Is making 50 a baseline for failing in school really giving students something for nothing? Some have complained that making 50 the baseline (lowest failing grade) encourages students to be "lazy."
First of all, effective and empathetic teachers knows that there are many reasons why a student might not do homework and being lazy encompasses few students in the group. Any number of students are grappling with serious problems in their lives (poverty, divorce, learning disabilities, abuse, etc.). These students need support, not zeros and insults from people who are quick use derisive terms like "lazy".
Secondly, good teachers want to reach the segment of the student population that is struggling. Grade recovery is a necessity. For example, without a baseline grade of 50, students could receive a report card grade of 0 or 10 or 20, etc. Once that student realizes that it will be close to impossible to pass the course, why would the student even try?
In most high schools in this area, students are graded on a 0-100 basis. Thus, there is a ten-point spread for A's, another 10-point spread for B's and so on until one gets to failing (F). In that case, there is a 64 point spread that puts students in the failing category.
The whole argument that students are getting something for nothing (if 50 were to be the baseline) would be solved if our schools went to a different scale. For instance, why not use the grading scale used at the colleges? (1.0 - 4.0) Why not go to an A - F grading scale? In those scales, there is hope for recovery from a failing grade. A college student who fails a course can still pull his/her average up to an impressive level. However, when a school district gives out zeros, this puts too many students in a situation where they feel hopeless.
Additionally, do we really want to label any student as a zero?
In my first year as a high school English teacher, my mentor teacher discussed grading and homework. He wisely said that I should assess all practice homework with comments and check marks (+, -, or ND not done) and get a stamp that said, "Under Construction." He advised that I put that stamp atop homework assignments that were of a very poor quality. Students would be told that the "Under Construction" stamp means that they need to conference with the teacher. This mentor told me that it was important not to defeat students. They need support to move ahead, he said, not a paper laced with red ink and a failing grade.

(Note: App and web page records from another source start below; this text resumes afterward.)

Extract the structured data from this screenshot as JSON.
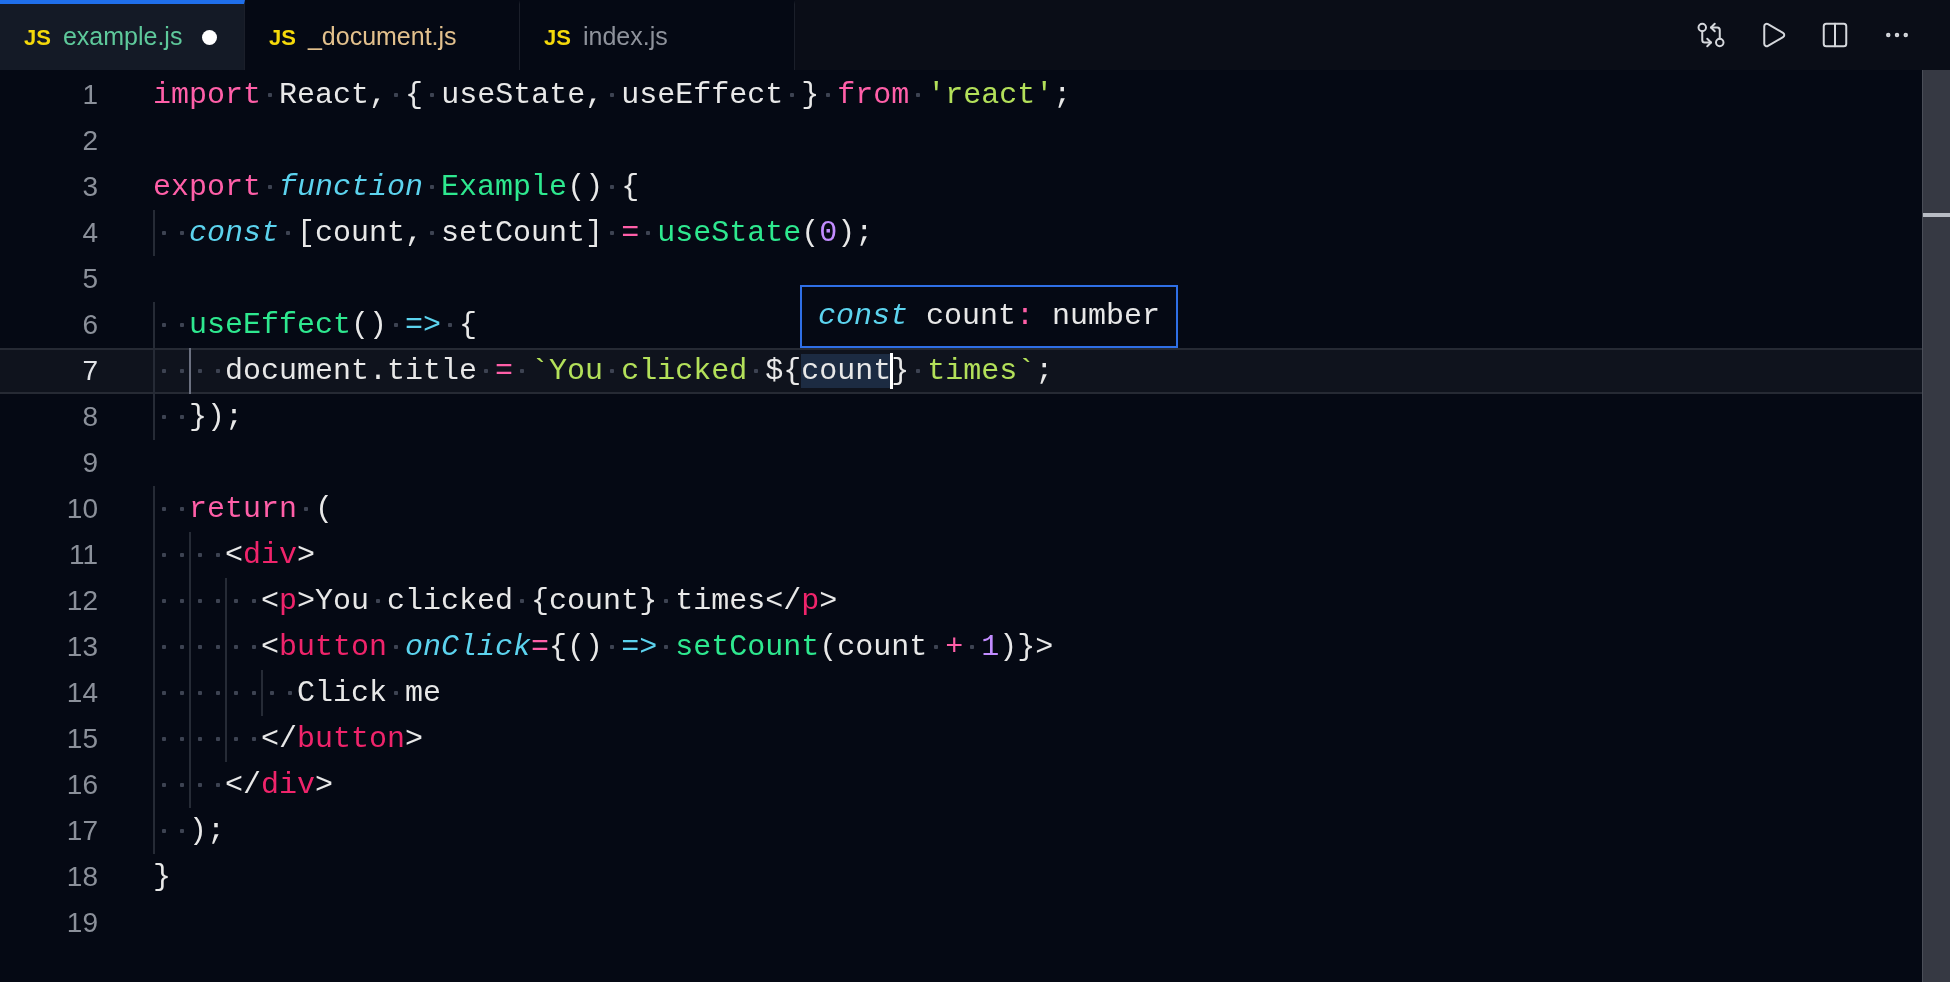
{
  "tabs": [
    {
      "icon": "JS",
      "label": "example.js",
      "selected": true,
      "modified": true,
      "color": "#5ec99b"
    },
    {
      "icon": "JS",
      "label": "_document.js",
      "selected": false,
      "modified": false,
      "color": "#e2c08d"
    },
    {
      "icon": "JS",
      "label": "index.js",
      "selected": false,
      "modified": false,
      "color": "#8e929b"
    }
  ],
  "lines": [
    {
      "number": "1",
      "current": false,
      "tokens": [
        {
          "kind": "keyword",
          "text": "import"
        },
        {
          "kind": "plain",
          "text": " React, { useState, useEffect } "
        },
        {
          "kind": "keyword",
          "text": "from"
        },
        {
          "kind": "string",
          "text": " 'react'"
        },
        {
          "kind": "plain",
          "text": ";"
        }
      ]
    },
    {
      "number": "2",
      "current": false
    },
    {
      "number": "3",
      "current": false,
      "tokens": [
        {
          "kind": "keyword",
          "text": "export"
        },
        {
          "kind": "storage",
          "text": " function"
        },
        {
          "kind": "function",
          "text": " Example"
        },
        {
          "kind": "plain",
          "text": "() {"
        }
      ]
    },
    {
      "number": "4",
      "current": false,
      "tokens": [
        {
          "kind": "storage",
          "text": "  const"
        },
        {
          "kind": "plain",
          "text": " [count, setCount] "
        },
        {
          "kind": "operator",
          "text": "="
        },
        {
          "kind": "function",
          "text": " useState"
        },
        {
          "kind": "plain",
          "text": "("
        },
        {
          "kind": "number",
          "text": "0"
        },
        {
          "kind": "plain",
          "text": ");"
        }
      ]
    },
    {
      "number": "5",
      "current": false
    },
    {
      "number": "6",
      "current": false,
      "tokens": [
        {
          "kind": "function",
          "text": "  useEffect"
        },
        {
          "kind": "plain",
          "text": "() "
        },
        {
          "kind": "arrow",
          "text": "=>"
        },
        {
          "kind": "plain",
          "text": " {"
        }
      ]
    },
    {
      "number": "7",
      "current": true,
      "tokens": [
        {
          "kind": "plain",
          "text": "    document.title "
        },
        {
          "kind": "operator",
          "text": "="
        },
        {
          "kind": "string",
          "text": " `You clicked "
        },
        {
          "kind": "plain",
          "text": "${"
        },
        {
          "kind": "highlight",
          "text": "count"
        },
        {
          "kind": "plain",
          "text": "}"
        },
        {
          "kind": "string",
          "text": " times`"
        },
        {
          "kind": "plain",
          "text": ";"
        }
      ]
    },
    {
      "number": "8",
      "current": false,
      "tokens": [
        {
          "kind": "plain",
          "text": "  });"
        }
      ]
    },
    {
      "number": "9",
      "current": false
    },
    {
      "number": "10",
      "current": false,
      "tokens": [
        {
          "kind": "keyword",
          "text": "  return"
        },
        {
          "kind": "plain",
          "text": " ("
        }
      ]
    },
    {
      "number": "11",
      "current": false,
      "tokens": [
        {
          "kind": "plain",
          "text": "    <"
        },
        {
          "kind": "tag",
          "text": "div"
        },
        {
          "kind": "plain",
          "text": ">"
        }
      ]
    },
    {
      "number": "12",
      "current": false,
      "tokens": [
        {
          "kind": "plain",
          "text": "      <"
        },
        {
          "kind": "tag",
          "text": "p"
        },
        {
          "kind": "plain",
          "text": ">You clicked {count} times</"
        },
        {
          "kind": "tag",
          "text": "p"
        },
        {
          "kind": "plain",
          "text": ">"
        }
      ]
    },
    {
      "number": "13",
      "current": false,
      "tokens": [
        {
          "kind": "plain",
          "text": "      <"
        },
        {
          "kind": "tag",
          "text": "button"
        },
        {
          "kind": "attribute",
          "text": " onClick"
        },
        {
          "kind": "operator",
          "text": "="
        },
        {
          "kind": "plain",
          "text": "{() "
        },
        {
          "kind": "arrow",
          "text": "=>"
        },
        {
          "kind": "function",
          "text": " setCount"
        },
        {
          "kind": "plain",
          "text": "(count "
        },
        {
          "kind": "operator",
          "text": "+"
        },
        {
          "kind": "number",
          "text": " 1"
        },
        {
          "kind": "plain",
          "text": ")}>"
        }
      ]
    },
    {
      "number": "14",
      "current": false,
      "tokens": [
        {
          "kind": "plain",
          "text": "        Click me"
        }
      ]
    },
    {
      "number": "15",
      "current": false,
      "tokens": [
        {
          "kind": "plain",
          "text": "      </"
        },
        {
          "kind": "tag",
          "text": "button"
        },
        {
          "kind": "plain",
          "text": ">"
        }
      ]
    },
    {
      "number": "16",
      "current": false,
      "tokens": [
        {
          "kind": "plain",
          "text": "    </"
        },
        {
          "kind": "tag",
          "text": "div"
        },
        {
          "kind": "plain",
          "text": ">"
        }
      ]
    },
    {
      "number": "17",
      "current": false,
      "tokens": [
        {
          "kind": "plain",
          "text": "  );"
        }
      ]
    },
    {
      "number": "18",
      "current": false,
      "tokens": [
        {
          "kind": "plain",
          "text": "}"
        }
      ]
    },
    {
      "number": "19",
      "current": false
    }
  ],
  "hover": {
    "tokens": [
      {
        "kind": "storage",
        "text": "const"
      },
      {
        "kind": "plain",
        "text": " count"
      },
      {
        "kind": "operator",
        "text": ":"
      },
      {
        "kind": "plain",
        "text": " number"
      }
    ]
  }
}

Teachers have the power to shore up students' self-concepts or damage them. High school has an inordinately significant impact on what students think of themselves. Let's make sure we do our best to make all students feel respected, supported, and hopeful (of a productive future). Students should know that they have many skills to offer society that high schools never teach or measure.